Task instructions: Find every line in the records below that holds the word "icon" and copy it.
(Raw data)
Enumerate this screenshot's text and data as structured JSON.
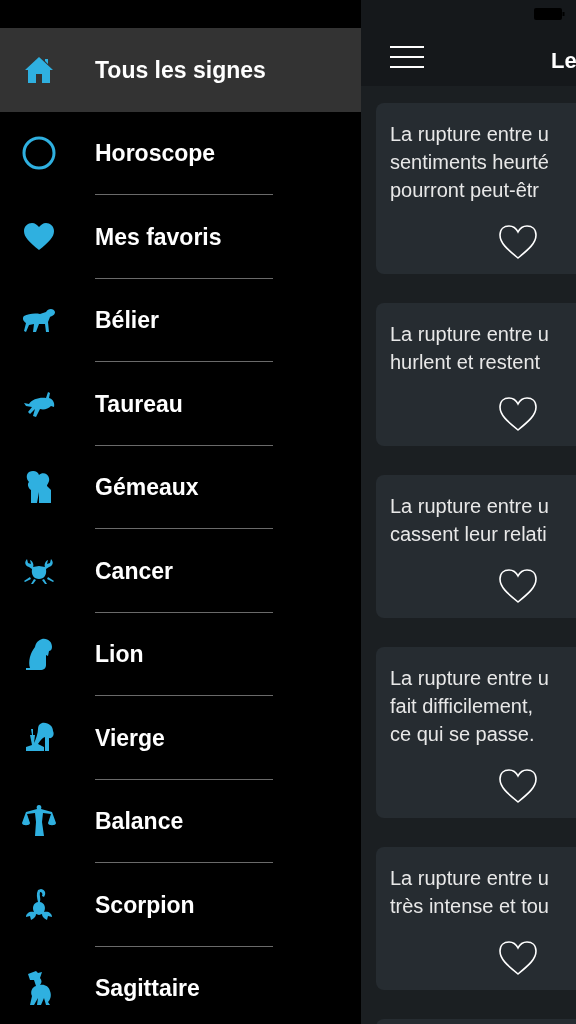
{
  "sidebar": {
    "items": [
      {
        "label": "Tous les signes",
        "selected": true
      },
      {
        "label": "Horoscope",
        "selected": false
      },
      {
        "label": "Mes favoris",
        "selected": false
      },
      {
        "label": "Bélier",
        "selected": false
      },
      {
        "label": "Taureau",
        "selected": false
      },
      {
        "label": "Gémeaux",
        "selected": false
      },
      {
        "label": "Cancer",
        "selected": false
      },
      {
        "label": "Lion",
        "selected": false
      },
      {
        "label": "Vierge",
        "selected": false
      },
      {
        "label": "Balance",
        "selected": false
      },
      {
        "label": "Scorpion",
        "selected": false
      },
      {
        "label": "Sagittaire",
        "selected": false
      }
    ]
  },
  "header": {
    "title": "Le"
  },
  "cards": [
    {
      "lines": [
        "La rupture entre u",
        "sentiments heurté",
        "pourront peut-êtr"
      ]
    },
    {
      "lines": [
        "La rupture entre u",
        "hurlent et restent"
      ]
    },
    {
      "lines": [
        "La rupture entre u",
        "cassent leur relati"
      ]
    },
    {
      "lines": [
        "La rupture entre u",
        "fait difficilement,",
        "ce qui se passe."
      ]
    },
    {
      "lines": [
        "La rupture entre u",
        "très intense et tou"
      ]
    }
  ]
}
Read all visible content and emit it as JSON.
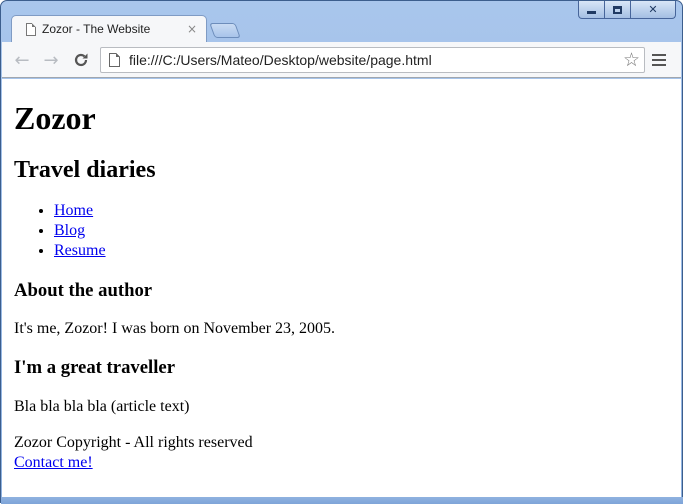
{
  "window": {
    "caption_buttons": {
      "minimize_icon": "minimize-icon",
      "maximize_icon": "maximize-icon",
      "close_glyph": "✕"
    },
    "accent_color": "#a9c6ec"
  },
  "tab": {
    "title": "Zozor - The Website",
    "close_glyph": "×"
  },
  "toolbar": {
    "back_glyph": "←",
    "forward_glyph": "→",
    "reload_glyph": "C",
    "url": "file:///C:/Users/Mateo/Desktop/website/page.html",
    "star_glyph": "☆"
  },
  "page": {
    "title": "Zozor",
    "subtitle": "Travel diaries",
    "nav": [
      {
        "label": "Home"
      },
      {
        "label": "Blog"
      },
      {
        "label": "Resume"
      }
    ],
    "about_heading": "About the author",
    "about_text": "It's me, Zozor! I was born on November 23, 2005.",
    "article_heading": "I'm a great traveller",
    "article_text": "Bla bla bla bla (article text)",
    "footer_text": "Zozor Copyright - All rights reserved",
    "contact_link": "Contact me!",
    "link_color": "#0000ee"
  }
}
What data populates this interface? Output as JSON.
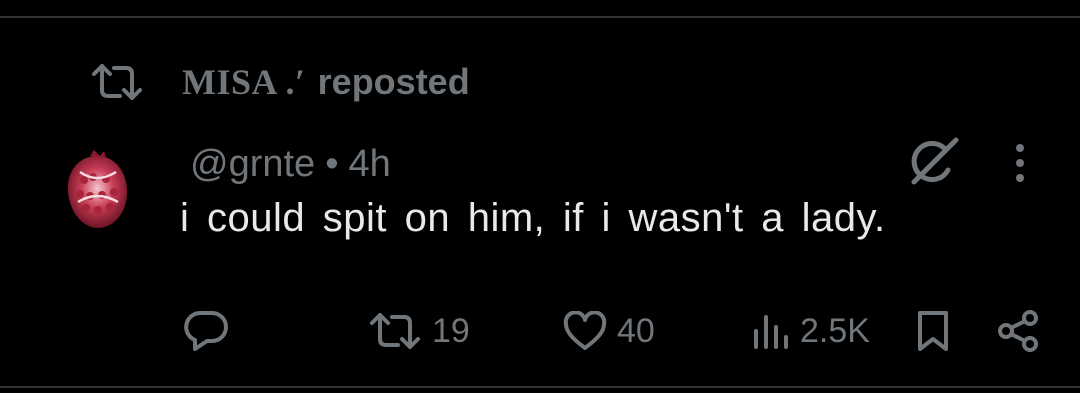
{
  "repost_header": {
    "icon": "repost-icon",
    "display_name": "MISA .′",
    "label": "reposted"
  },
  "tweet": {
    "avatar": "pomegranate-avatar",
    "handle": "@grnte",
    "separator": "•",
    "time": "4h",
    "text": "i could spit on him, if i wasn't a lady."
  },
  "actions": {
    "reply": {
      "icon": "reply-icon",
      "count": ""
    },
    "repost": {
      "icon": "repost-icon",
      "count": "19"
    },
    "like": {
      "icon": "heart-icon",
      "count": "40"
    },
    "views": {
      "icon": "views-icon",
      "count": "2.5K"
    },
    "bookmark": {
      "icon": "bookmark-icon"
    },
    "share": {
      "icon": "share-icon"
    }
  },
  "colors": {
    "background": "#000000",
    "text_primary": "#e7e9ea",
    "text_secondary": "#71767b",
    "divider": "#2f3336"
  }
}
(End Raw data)
Exercise answer:
      "minimize_icon": "minimize-icon",
      "maximize_icon": "maximize-icon",
    "icon": "repost-icon",
      "icon": "reply-icon",
      "icon": "repost-icon",
      "icon": "heart-icon",
      "icon": "views-icon",
      "icon": "bookmark-icon"
      "icon": "share-icon"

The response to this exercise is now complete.